Baby. New York: Adventures in Poetry, 2005
Gardener of Stars. Berkeley, Calif.: Atelos, 2001
Dim Blue and Why Yell. New York: Belladonna, 2000
The Words: After Carl Sandburg’s Rootabaga Stories and Jean-Paul Sartre. Berkeley, Calif.: O Books, 1999
There Never Was a Rose Without a Thorn. San Francisco: City Lights, 1995
Memory Play. Oakland, Calif.: O Books, 1994
In the Mode Of. Tenerife, Canary Is., Sp.: Zasterle Press, 1992
Animal Instincts: Prose, Plays Essays. Berkeley, Calif.: This Press, 1989
Vice. Hartford, Conn.: Potes and Poets Press, 1986
The Middle. San Francisco: Gaz Press, 1983
Property . Berkeley, Calif.: Tuumba Press, 1982
Under the Bridge. San Francisco: This Press, 1980
Percentage. Berkeley, Calif.: Tuumba Press, 1979
The Wide Road, Carla Harryman and Lyn Hejinian. New York, Belladonna, 2011
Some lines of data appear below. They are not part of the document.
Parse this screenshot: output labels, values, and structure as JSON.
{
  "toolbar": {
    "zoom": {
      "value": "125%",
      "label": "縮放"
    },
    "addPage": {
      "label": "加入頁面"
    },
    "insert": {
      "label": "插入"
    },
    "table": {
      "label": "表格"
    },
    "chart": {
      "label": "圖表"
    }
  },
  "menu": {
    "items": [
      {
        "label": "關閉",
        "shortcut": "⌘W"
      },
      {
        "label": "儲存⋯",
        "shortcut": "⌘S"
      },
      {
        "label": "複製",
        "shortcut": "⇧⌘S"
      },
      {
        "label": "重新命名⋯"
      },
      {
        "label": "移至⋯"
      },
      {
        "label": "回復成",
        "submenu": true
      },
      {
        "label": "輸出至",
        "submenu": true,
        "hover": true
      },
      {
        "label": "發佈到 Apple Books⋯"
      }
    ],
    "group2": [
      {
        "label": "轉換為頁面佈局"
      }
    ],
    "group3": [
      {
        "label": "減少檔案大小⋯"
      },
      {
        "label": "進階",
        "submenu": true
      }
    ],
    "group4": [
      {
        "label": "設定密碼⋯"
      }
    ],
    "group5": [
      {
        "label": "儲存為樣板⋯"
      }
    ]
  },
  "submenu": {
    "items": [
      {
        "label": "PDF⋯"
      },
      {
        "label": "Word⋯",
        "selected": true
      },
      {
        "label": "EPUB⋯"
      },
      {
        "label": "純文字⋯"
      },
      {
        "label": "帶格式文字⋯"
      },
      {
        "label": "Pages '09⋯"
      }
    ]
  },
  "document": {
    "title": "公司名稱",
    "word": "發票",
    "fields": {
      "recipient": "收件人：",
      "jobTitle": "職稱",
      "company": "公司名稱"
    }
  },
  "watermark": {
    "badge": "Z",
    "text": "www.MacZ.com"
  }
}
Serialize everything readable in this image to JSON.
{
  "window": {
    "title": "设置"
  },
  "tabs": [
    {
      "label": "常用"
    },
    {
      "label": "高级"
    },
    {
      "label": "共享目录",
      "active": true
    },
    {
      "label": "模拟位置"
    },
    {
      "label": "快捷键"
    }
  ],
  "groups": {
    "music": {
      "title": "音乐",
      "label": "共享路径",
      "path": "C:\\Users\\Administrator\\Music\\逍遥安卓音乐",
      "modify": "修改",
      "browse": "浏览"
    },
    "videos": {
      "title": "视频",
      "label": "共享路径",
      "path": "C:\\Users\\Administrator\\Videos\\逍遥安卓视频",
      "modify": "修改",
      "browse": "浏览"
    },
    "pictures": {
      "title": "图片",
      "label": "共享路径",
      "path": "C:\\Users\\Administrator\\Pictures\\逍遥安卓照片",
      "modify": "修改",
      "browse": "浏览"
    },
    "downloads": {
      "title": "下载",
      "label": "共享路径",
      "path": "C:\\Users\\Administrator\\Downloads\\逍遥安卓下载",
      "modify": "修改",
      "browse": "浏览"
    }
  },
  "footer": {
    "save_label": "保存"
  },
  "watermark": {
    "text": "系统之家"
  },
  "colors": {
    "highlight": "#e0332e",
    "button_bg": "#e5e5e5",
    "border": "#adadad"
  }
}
The Grand Piano, an Experiment in Collective Autobiography (San Francisco 1975-1980): Vols. 1-10. Rae Armantrout, Steve Benson, Carla Harryman, Lyn Hejinian, Tom Mandel, Ted Pearson, Bob Perleman, Kit Robinson, Ron Silliman, and Barrett Watten. Detroit, Mode A, 2006-10
Open Box. Carla Harryman and Jon Raskin. New York: Tzadik, Key Series, March, 2012
Journal of Narrative Theory. Non/Narrative 41. No. 1 (Spring, 2011)
With eds. Amy Scholder and Avital Ronell. Lust for Life: on the Writings of Kathy Acker. New York and London: Verso, 2006
POETS THEATER PLAYS PERFORMED (SELECTED):
Performing Objects Stationed in the Sub World
There Is Nothing Better Than a Theory
Fist of the Colossus (with Tom Mandel)
INTERMEDIA PERFORMANCE (SELECTED):
Gardener of Stars, an Opera
Occupying “Music and New Music” by Theodor W. Adorno, a Re-performance
Open Box by Carla Harryman and Jon Raskin
The Grand Piano
“The New Talkies:” Live Film Narration with Filmmaker Konrad Steiner